The task. The entries below are to be repeated exactly, with the pictures left out.

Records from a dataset
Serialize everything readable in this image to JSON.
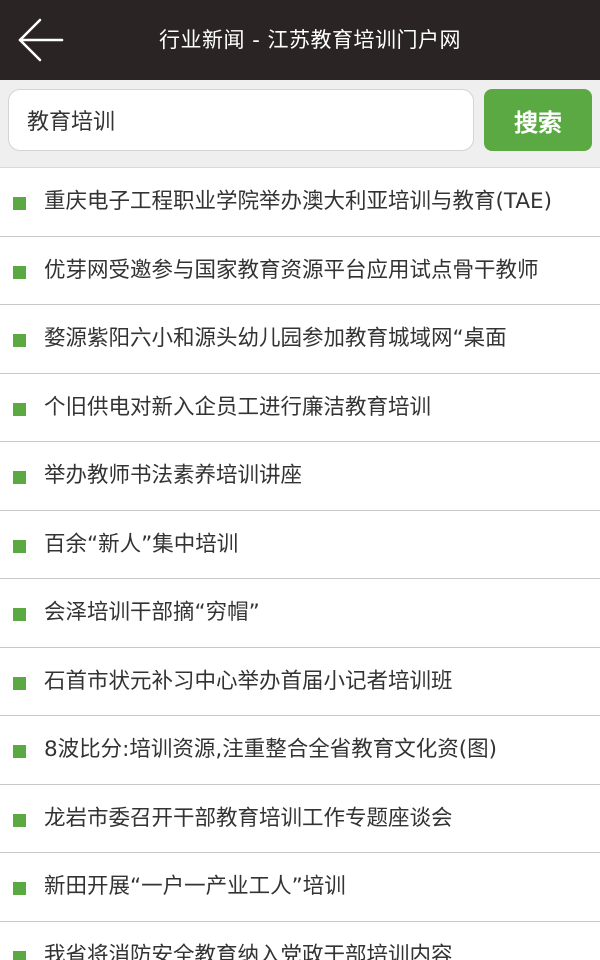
{
  "header": {
    "title": "行业新闻 - 江苏教育培训门户网",
    "back_icon": "arrow-left-icon"
  },
  "search": {
    "value": "教育培训",
    "button_label": "搜索"
  },
  "colors": {
    "header_bg": "#2b2424",
    "accent": "#5aa942",
    "list_text": "#333333"
  },
  "news": [
    {
      "title": "重庆电子工程职业学院举办澳大利亚培训与教育(TAE)"
    },
    {
      "title": "优芽网受邀参与国家教育资源平台应用试点骨干教师"
    },
    {
      "title": "婺源紫阳六小和源头幼儿园参加教育城域网“桌面"
    },
    {
      "title": "个旧供电对新入企员工进行廉洁教育培训"
    },
    {
      "title": "举办教师书法素养培训讲座"
    },
    {
      "title": "百余“新人”集中培训"
    },
    {
      "title": "会泽培训干部摘“穷帽”"
    },
    {
      "title": "石首市状元补习中心举办首届小记者培训班"
    },
    {
      "title": "8波比分:培训资源,注重整合全省教育文化资(图)"
    },
    {
      "title": "龙岩市委召开干部教育培训工作专题座谈会"
    },
    {
      "title": "新田开展“一户一产业工人”培训"
    },
    {
      "title": "我省将消防安全教育纳入党政干部培训内容"
    }
  ]
}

Answer for this exercise.
Serialize everything readable in this image to JSON.
{
  "header": {
    "title": "行业新闻 - 江苏教育培训门户网",
    "back_icon": "arrow-left-icon"
  },
  "search": {
    "value": "教育培训",
    "button_label": "搜索"
  },
  "colors": {
    "header_bg": "#2b2424",
    "accent": "#5aa942",
    "list_text": "#333333"
  },
  "news": [
    {
      "title": "重庆电子工程职业学院举办澳大利亚培训与教育(TAE)"
    },
    {
      "title": "优芽网受邀参与国家教育资源平台应用试点骨干教师"
    },
    {
      "title": "婺源紫阳六小和源头幼儿园参加教育城域网“桌面"
    },
    {
      "title": "个旧供电对新入企员工进行廉洁教育培训"
    },
    {
      "title": "举办教师书法素养培训讲座"
    },
    {
      "title": "百余“新人”集中培训"
    },
    {
      "title": "会泽培训干部摘“穷帽”"
    },
    {
      "title": "石首市状元补习中心举办首届小记者培训班"
    },
    {
      "title": "8波比分:培训资源,注重整合全省教育文化资(图)"
    },
    {
      "title": "龙岩市委召开干部教育培训工作专题座谈会"
    },
    {
      "title": "新田开展“一户一产业工人”培训"
    },
    {
      "title": "我省将消防安全教育纳入党政干部培训内容"
    }
  ]
}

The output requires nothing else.